Patent Made Easy
Patent Made Easy
Now, below is what I would recommend you do regarding your patent concept. I strongly recommend that you try to do it yourself and learn as much as possible regarding how to navigate through this murky water. Think that you are one of those salmon roe trying to eventually become an adult salmon. Yes, you can do it. Start now.
Step I: Get one of those patent made easy type of books, and read it from cover to cover. Do not start doing anything actually unless you feel you have sufficient feel of the “lay of the land” – knowledge about the patent process. I also suggest you test yourself by asking some questions, and coming up with answers by yourself.
Step II: Write down your invention concept neatly on paper with graphics as best you can do. It is VERY IMPORTANT that you describe the problem you are trying to solve. (or solved)
Step III: Patent Search. There are many patent search firms on the Internet. You may wish to contact them and try to feel out their attitude. If they are terse or pushy, do not have them do the work. The cost of a search usually starts from $300 and ends about $1,000.
Step IV: If the patent search brings a straight-on conflict (someone had invented the same idea), that virtually ends your first attempt to acquire a patent. You consider yourself lucky in that you didn’t get involved in an endless and expensive patent conflict.
Step V: If the search result shows the existence of no prior art (meaning someone had been granted patents on the subject), or similar but not identical prior arts, you can decide to proceed to apply for a provisional patent at the US Patent Office. The provisional patent affords you one year of protection after filing. That doesn’t mean you will have a patent granted eventually, but also this one year would provide you with time to make prototypes, make people connections, and also learn some more about the lay of the land.

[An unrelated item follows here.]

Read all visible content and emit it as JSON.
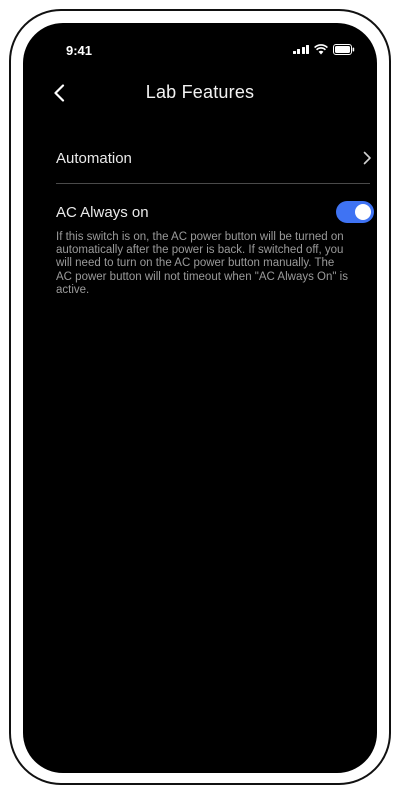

Step VI: If the Step V gets a green signal, it is time to apply for a patent. You have a choice of either engaging an established intellectual property attorney (expensive) or do it yourself. My recommendation is for you to do it yourself. It is a rather tedious and time consuming project, however, you would learn a great deal in doing it, the experience of which you are likely to remember for a long time, and enrich your inventor’s life.
Step VII: If patent application is denied on all fronts, this ends your first attempt to receive a US Patent. Believe me sometimes this happens, and is really disheartening. But, if you want to survive and prosper as an inventor, you shouldn’t get discouraged. Slog on.
Step VIII: If the patent is granted without too much compromise with the examiner in charge, you have won a victory for now. You will have a patent. A patent is issued with the number on the parchment with a nice looking ribbon attached. You will be elated. And now,…what?
Step IX: As they say “when the going gets tough, the tough go shopping” Yes, now the real battle starts. You have a patent, now you have to recover all the past expenses, and make a profit stream for the life of your patent. You have to either sell the patent or license it to someone who needs it. Who might be interested in working with you? This depends on the type of your patent. If it is a consumer type, then you have to contact consumer store chains, consumer product manufacturers and/or even consumer product sales representatives. If it is an industrial product, you have to do the same with manufacturers, dealers, distributors, and sales representatives.
Doing all these steps requires your patience and diligence. Set up a home office, and make yourself comfortable. Use a high fidelity headphone set, and make sure your phone line is clear without breaking up. Work only 2 hours a day for this, but always 2 hours consistently. The day will come to you in the end, and the first royalty payment will bring you tears of joy.